Rebecca’s talk has given me a lot to think about that I’ll apply to my own content and strategy approach.
Davin Gall – Content Strategist
This was my second time at BrightonSEO and I’m always interested to hear people’s views and approaches to content marketing. The talk that I enjoyed the most was by Allyson Griffiths called ‘Why micro-influencers aren’t the solution to a case of marketing FOMO’
I think that this talk really hit the nail on the head in terms of influencer marketing and the fear of missing out (FOMO), I feel that most brands are jumping on the bandwagon of influencer marketing because their competitors are active in the space but do they have any idea how to do ‘influencer marketing’ properly?
The term influencer is pretty broad but it’s basically anyone that has a large active audience that engages with them, this can be across any number of platforms and includes bloggers, vloggers, instagrammers the list goes on. Brands want to tap into these audiences due to their huge following, unfortunately influencers are now well aware of this and are charging HUGE prices to promote brands – £75k for a Facebook post anyone?
Bring on the micro-influencer with a smaller but just as engaged audience that costs brands a fraction of the price, however there’s always been difficulty trying to attribute the actual value of this form of marketing.
An interesting statistic was that despite $570m being spent on influencer marketing on Instagram during 2016, 57% of brands say they did not have a way to calculate influencer marketing ROI. Allyson suggests using an approach of mission, matching, measurement and maximise to target influencers correctly and help attribute ROI effectively.
I won’t cover mission and matching as I feel the really important areas are measurement and maximise. Currently brands look at metrics such as engagement, traffic and reach but it’s hard to attribute these back to business’s bottom line. Another method is to measure tracked campaign links, brand sentiment or sales uplift but always remember to look at what your original campaign objective are. Lastly, maximise your campaign by using influencer marketing to help drive direct response channels and implementing things like bespoke landing pages, these are likely to improve conversion rates and data capture can also be included.
The presentation goes into a lot more detail but after the talk I felt as if I had gain a little nugget of content marketing knowledge, I now look forward to being able to put this into practice. If you’d like to check out the slides the link is below:
Philip Gamble – Technical SEO Manager
My favourite session came at the start of the day with APIs to Search which focused on the creation and use of dashboards and the Google Search Console API.
In his session Yiğit Konur from ZEO spoke about Connecting APIs without Coding Skills to Create Your Own Dashboards. Custom dashboards enable performance to be segmented and monitored across different areas of a site.
Yiğit introduced the KNIME data analysis platform which can be configured to connect to multiple data sources importing, filtering and processing data using a drag and drop interface
Use of Google Tag Manager triggers to manipulate the HTML DOM to enable changes to be made directly on websites without development resource was also covered.
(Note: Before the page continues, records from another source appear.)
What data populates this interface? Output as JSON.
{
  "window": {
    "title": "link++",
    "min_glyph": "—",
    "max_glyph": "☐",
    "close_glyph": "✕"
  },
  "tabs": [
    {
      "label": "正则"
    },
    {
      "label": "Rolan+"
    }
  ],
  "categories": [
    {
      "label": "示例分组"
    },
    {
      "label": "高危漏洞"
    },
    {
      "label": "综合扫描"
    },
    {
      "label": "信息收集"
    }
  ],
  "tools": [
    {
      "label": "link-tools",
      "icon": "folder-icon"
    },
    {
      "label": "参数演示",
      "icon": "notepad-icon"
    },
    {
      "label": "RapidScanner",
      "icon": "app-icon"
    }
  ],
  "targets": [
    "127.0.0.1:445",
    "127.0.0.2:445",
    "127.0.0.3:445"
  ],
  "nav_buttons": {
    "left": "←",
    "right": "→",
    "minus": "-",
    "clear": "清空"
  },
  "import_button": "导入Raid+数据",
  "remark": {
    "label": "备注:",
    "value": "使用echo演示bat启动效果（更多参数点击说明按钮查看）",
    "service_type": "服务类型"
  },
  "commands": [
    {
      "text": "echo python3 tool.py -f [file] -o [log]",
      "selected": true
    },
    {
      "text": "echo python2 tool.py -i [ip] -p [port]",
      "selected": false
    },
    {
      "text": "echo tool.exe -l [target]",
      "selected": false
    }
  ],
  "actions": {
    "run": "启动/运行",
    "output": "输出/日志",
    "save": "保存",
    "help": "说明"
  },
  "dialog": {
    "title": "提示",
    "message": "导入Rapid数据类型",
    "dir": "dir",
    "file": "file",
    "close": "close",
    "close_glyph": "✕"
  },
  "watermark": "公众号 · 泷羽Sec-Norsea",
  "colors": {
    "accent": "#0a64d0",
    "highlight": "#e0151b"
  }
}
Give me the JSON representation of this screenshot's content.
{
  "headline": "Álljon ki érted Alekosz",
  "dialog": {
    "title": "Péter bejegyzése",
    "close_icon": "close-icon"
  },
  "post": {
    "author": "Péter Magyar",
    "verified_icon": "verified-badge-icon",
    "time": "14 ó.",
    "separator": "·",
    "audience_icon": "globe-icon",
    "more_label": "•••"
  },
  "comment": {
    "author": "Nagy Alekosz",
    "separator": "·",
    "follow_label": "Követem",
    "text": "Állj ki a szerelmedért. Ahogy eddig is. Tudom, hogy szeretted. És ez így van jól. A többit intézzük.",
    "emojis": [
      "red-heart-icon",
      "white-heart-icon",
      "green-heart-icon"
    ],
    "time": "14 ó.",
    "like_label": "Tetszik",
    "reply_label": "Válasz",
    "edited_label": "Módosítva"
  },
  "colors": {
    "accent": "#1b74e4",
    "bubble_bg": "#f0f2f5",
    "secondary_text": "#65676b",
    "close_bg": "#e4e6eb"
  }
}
This could be particularly useful if faced with long development queues or when wanting to introduce changes at short notice or only to certain areas of a website.
Kostas Voudouris from Maxus focused on the insights which can be derived from the Google Search Console API. This offers strong potential to both save time and inform ongoing and future SEO activity.
The free Search Analytics for Sheets Chrome extension enables Google Search Console requests to be scheduled to store data in a Google Docs spreadsheet, perfect for if you want to extend a record of historic Search Analytics data beyond the current 90 day limit.
The Search Analytics report within Search Console is a tremendously valuable source of search demand and intent data. The keyword, impression, ranking and click-through data available provides opportunities to identify instances of keyword cannibalisation, locate content gaps or find opportunities for quick wins.